FORT LAUDERDALE, Fla. — There was something amiss. It wasn’t especially difficult to see that Tri Bourne and Trevor Crabb were not the same team who won the 2021 Manhattan Beach Open. That something had gone awry in leading to their plummet from a top 10 ranking in the world at the beginning of the year to where they are now: No. 30. Theories abounded for why the two Hawai’ians, formerly the No. 1 team both on the AVP and in the U.S., were suffering the worst stretch of their four-year partnership, but there was nothing definitive, no tangible reason, for the slump.
Which gave Crabb an idea: “Slap a guarantee on dat ass.”
“It just felt time to do that,” Crabb said on SANDCAST of his guaranteed win at AVP Fort Lauderdale last weekend. “Felt like the right time to give us the extra boost we needed, call it a confidence boost or swag.”
They thrive on a sense of urgency, those two. Problem is, 2022 has provided little in the way of urgency. Prize money has dropped. The Olympic race for the Paris Games isn’t set to begin until early 2023. Compared to the first three years of their partnership, which began at the onset of the Tokyo Olympics qualification — they won their first tournament, a three-star in Qinzhou, China — there was no added pressure to win a tournament. The sense of urgency that had fueled them for the entirety of their partnership was amiss.

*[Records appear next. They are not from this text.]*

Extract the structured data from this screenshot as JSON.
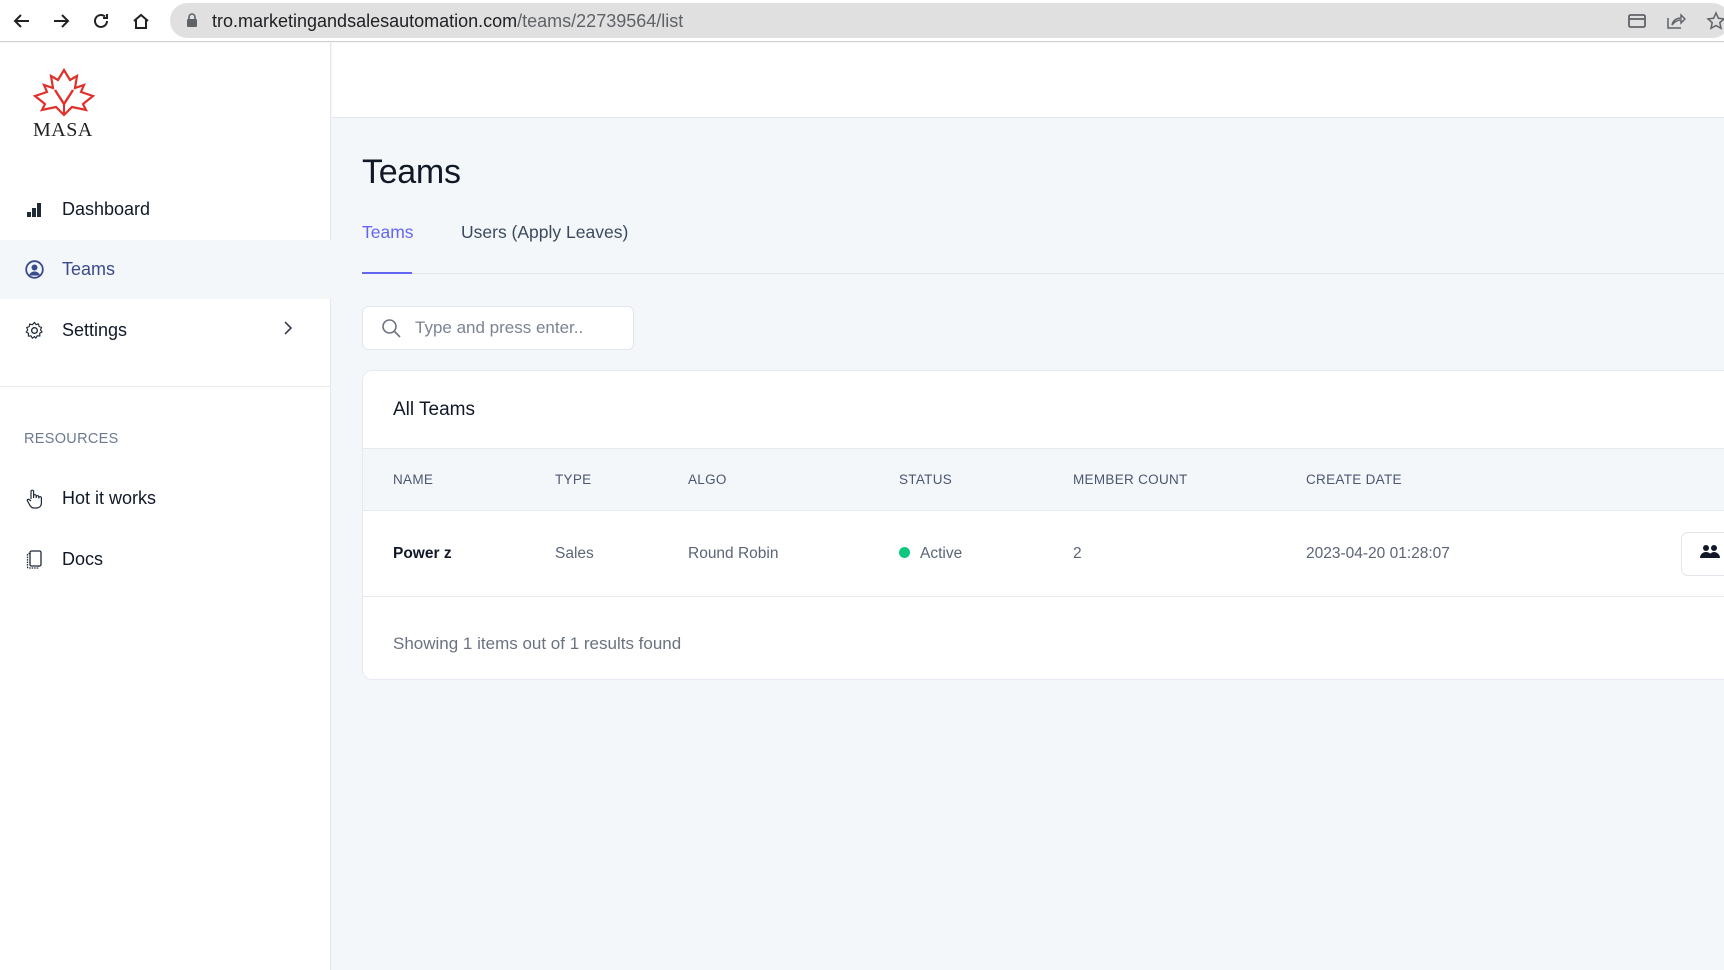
{
  "browser": {
    "url_host": "tro.marketingandsalesautomation.com",
    "url_path": "/teams/22739564/list",
    "icons": [
      "back-arrow-icon",
      "forward-arrow-icon",
      "reload-icon",
      "home-icon",
      "lock-icon",
      "tab-search-icon",
      "share-icon",
      "bookmark-star-icon"
    ]
  },
  "brand": {
    "logo_text": "MASA",
    "logo_color": "#e0302a"
  },
  "sidebar": {
    "items": [
      {
        "label": "Dashboard",
        "icon": "bar-chart-icon",
        "active": false
      },
      {
        "label": "Teams",
        "icon": "user-circle-icon",
        "active": true
      },
      {
        "label": "Settings",
        "icon": "gear-icon",
        "active": false,
        "has_submenu": true
      }
    ],
    "resources_heading": "RESOURCES",
    "resources": [
      {
        "label": "Hot it works",
        "icon": "pointer-hand-icon"
      },
      {
        "label": "Docs",
        "icon": "document-icon"
      }
    ]
  },
  "page": {
    "title": "Teams",
    "tabs": [
      {
        "label": "Teams",
        "active": true
      },
      {
        "label": "Users (Apply Leaves)",
        "active": false
      }
    ],
    "search_placeholder": "Type and press enter..",
    "search_value": ""
  },
  "table": {
    "title": "All Teams",
    "columns": [
      "NAME",
      "TYPE",
      "ALGO",
      "STATUS",
      "MEMBER COUNT",
      "CREATE DATE"
    ],
    "rows": [
      {
        "name": "Power z",
        "type": "Sales",
        "algo": "Round Robin",
        "status": "Active",
        "status_color": "#10c77f",
        "member_count": "2",
        "create_date": "2023-04-20 01:28:07",
        "action_icon": "team-members-icon"
      }
    ],
    "footer": "Showing 1 items out of 1 results found"
  },
  "colors": {
    "accent": "#6366f1",
    "active_nav": "#3b4a8a",
    "background": "#f4f7fa"
  }
}
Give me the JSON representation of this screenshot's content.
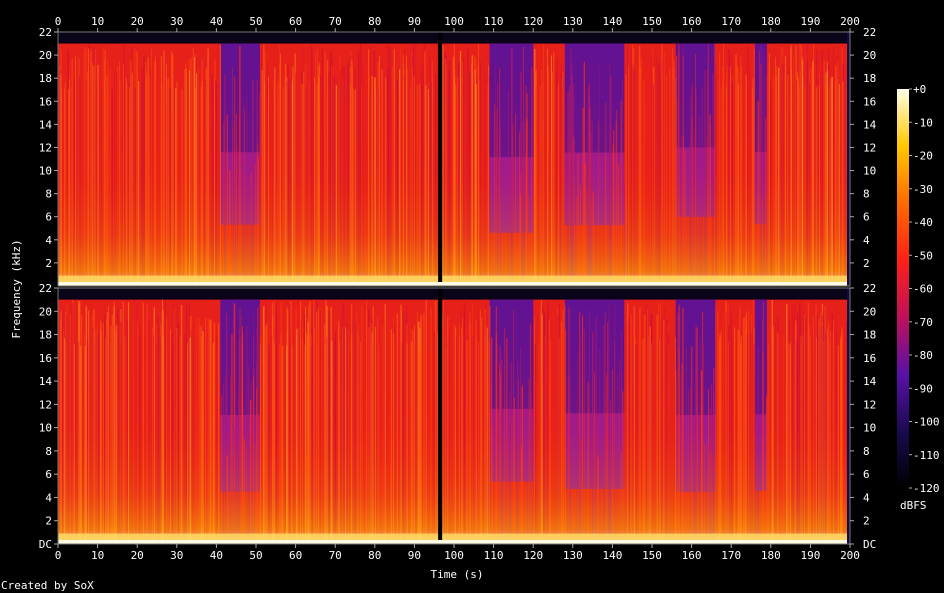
{
  "chart_data": {
    "type": "heatmap",
    "title": "",
    "xlabel": "Time (s)",
    "ylabel": "Frequency (kHz)",
    "xlim": [
      0,
      200
    ],
    "ylim": [
      0,
      22
    ],
    "x_ticks": [
      0,
      10,
      20,
      30,
      40,
      50,
      60,
      70,
      80,
      90,
      100,
      110,
      120,
      130,
      140,
      150,
      160,
      170,
      180,
      190,
      200
    ],
    "y_tick_values": [
      0,
      2,
      4,
      6,
      8,
      10,
      12,
      14,
      16,
      18,
      20,
      22
    ],
    "y_tick_labels": [
      "DC",
      "2",
      "4",
      "6",
      "8",
      "10",
      "12",
      "14",
      "16",
      "18",
      "20",
      "22"
    ],
    "channels": 2,
    "content_end_time": 200,
    "high_freq_cutoff_khz": 21,
    "silent_gap_time": 96.5,
    "quiet_segments": [
      {
        "start": 41,
        "end": 51
      },
      {
        "start": 109,
        "end": 120
      },
      {
        "start": 128,
        "end": 143
      },
      {
        "start": 156,
        "end": 166
      },
      {
        "start": 176,
        "end": 179
      }
    ],
    "colorbar": {
      "label": "dBFS",
      "ticks": [
        0,
        -10,
        -20,
        -30,
        -40,
        -50,
        -60,
        -70,
        -80,
        -90,
        -100,
        -110,
        -120
      ],
      "tick_labels": [
        "+0",
        "-10",
        "-20",
        "-30",
        "-40",
        "-50",
        "-60",
        "-70",
        "-80",
        "-90",
        "-100",
        "-110",
        "-120"
      ],
      "range": [
        -120,
        0
      ]
    },
    "footer": "Created by SoX",
    "colors": [
      "#000000",
      "#1a0a50",
      "#5a10a8",
      "#c0105a",
      "#ff2018",
      "#ff6a00",
      "#ffc800",
      "#ffffe8"
    ]
  }
}
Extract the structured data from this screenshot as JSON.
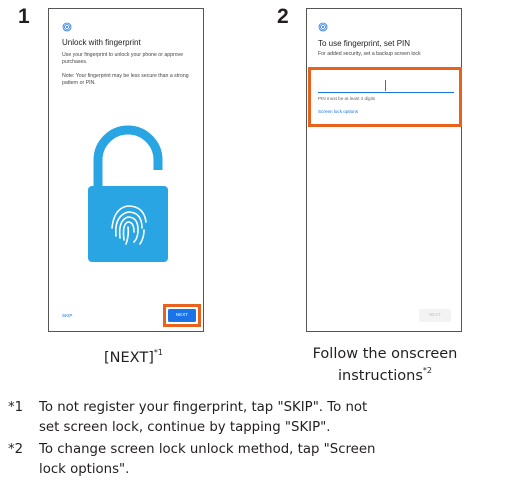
{
  "steps": [
    {
      "number": "1",
      "screen": {
        "title": "Unlock with fingerprint",
        "body": "Use your fingerprint to unlock your phone or approve purchases.",
        "note": "Note: Your fingerprint may be less secure than a strong pattern or PIN.",
        "skip_label": "SKIP",
        "next_label": "NEXT"
      },
      "caption": "[NEXT]",
      "caption_ref": "*1"
    },
    {
      "number": "2",
      "screen": {
        "title": "To use fingerprint, set PIN",
        "subtitle": "For added security, set a backup screen lock",
        "pin_value": "",
        "pin_hint": "PIN must be at least 4 digits",
        "options_link": "Screen lock options",
        "next_label": "NEXT"
      },
      "caption_line1": "Follow the onscreen",
      "caption_line2": "instructions",
      "caption_ref": "*2"
    }
  ],
  "notes": [
    {
      "mark": "*1",
      "line1": "To not register your fingerprint, tap \"SKIP\". To not",
      "line2": "set screen lock, continue by tapping \"SKIP\"."
    },
    {
      "mark": "*2",
      "line1": "To change screen lock unlock method, tap \"Screen",
      "line2": "lock options\"."
    }
  ],
  "colors": {
    "highlight": "#e8621e",
    "lock_blue": "#29a5e3",
    "link_blue": "#1a73e8",
    "next_button": "#1a73e8"
  }
}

“We had an intention to enjoy things a little more this year,” Bourne said. “It’s possible that had a little bit to do with our slow start to the year.”
That intention to enjoy things more backfired in the most ironic of ways: Neither of them were enjoying much of anything about the season. A five-week road trip that included stops in Turkey, the Czech Republic, Latvia, and Italy, saw them finish outside of the top-10 twice. They didn’t get so much as a whiff of a medal. A seventh-place finish at AVP Hermosa, in which they were stunned by 16th-seeded Jake Dietrich and Hagen Smith, was backed up by a ninth at a Challenger in Espinho, Portugal, where they were summarily dismissed by Italians Enrico Rossi and Adrian Carambula, 16-21, 13-21. It was one of the ugliest matches of their partnership.
“Espinho was brutal,” Trevor Crabb said. “We had just beat Australia in the match before that so we were feeling pretty good and we had a nice big win in a close game. We felt pretty good going into the Italy game and shit hit the fan. It was tragic. We couldn’t do anything right. It’s not like they were playing out of their minds. They were playing how they normally play so that was pretty rough.”
What did Crabb do in response to that thrashing?
Guarantee that they’d win the next tournament they played.
He doesn’t tell anyone he’s about to do it, either. Doesn’t give Bourne the heads up that the other 15 teams in the tournament will now be focused primarily on ensuring that the guarantee does not hold up. Just types out the caption on Instagram and lets it fly.
“We all hear the guarantee at the same time,” Bourne said with a laugh. “It’s a gnarly thing. I like to say I’ll rise up to the challenge. I don’t want to be the type of player who gets crippled by that type of thing. I like the challenge. And now we know they’re spontaneous. It’s not like he’s thinking about it.”
Both, however, were thinking about ways to turn around this season, which is nearing its halfway point. They lost their coach, Jose Loiola, at the beginning of the season — Loiola took a job with USA Volleyball — and his absence had a bigger impact than either expected. The transition to Leandro Pinheiro wasn’t a bumpy one — Pinheiro had been their assistant coach — but it took time to adjust to a new energy, a new style, a new mind. Add onto that the fact that Pinheiro couldn’t travel with them during their extended Volleyball World trip, and Bourne and Crabb idled in a sort of holding pattern as a team.
“Our coaching change was a big factor, bigger than we both thought it was going to be,” Crabb said. “Two totally different styles of coaching. Just having to buy into a new style and getting used to that was a big change. And then not having a coach on the road for all of those international events was tough.”
There is no telling which factor was more important in Fort Lauderdale: the coaching transition or the sense of urgency on which they seem to thrive, be in manufactured or natural. But there is no doubting that Bourne and Crabb have at least a fraction of their swagger back. In the immediate moments after beating Chaim Schalk and Theo Brunner in the finals, 23-21, 21-14, Crabb guaranteed another win this upcoming weekend in Atlanta, for the debut of the Gold Series.
“If there was no mic, maybe the Atlanta guarantee wasn’t going to happen,” Crabb said with a laugh. “But I never back down on a bet.”
So they’ll head into Atlanta villains once more, the target on them growing ever bigger, which seems to be exactly the way they like it, maybe even exactly the way they need it.
“We both had talked about it and both felt like it was a matter of time,” Bourne said. “It gets a little nerve-wracking when it takes longer than you thought. We were both definitely looking at it like ‘When’s it going to click.’ Now we need to maintain it, stay in that same zone we’re at.”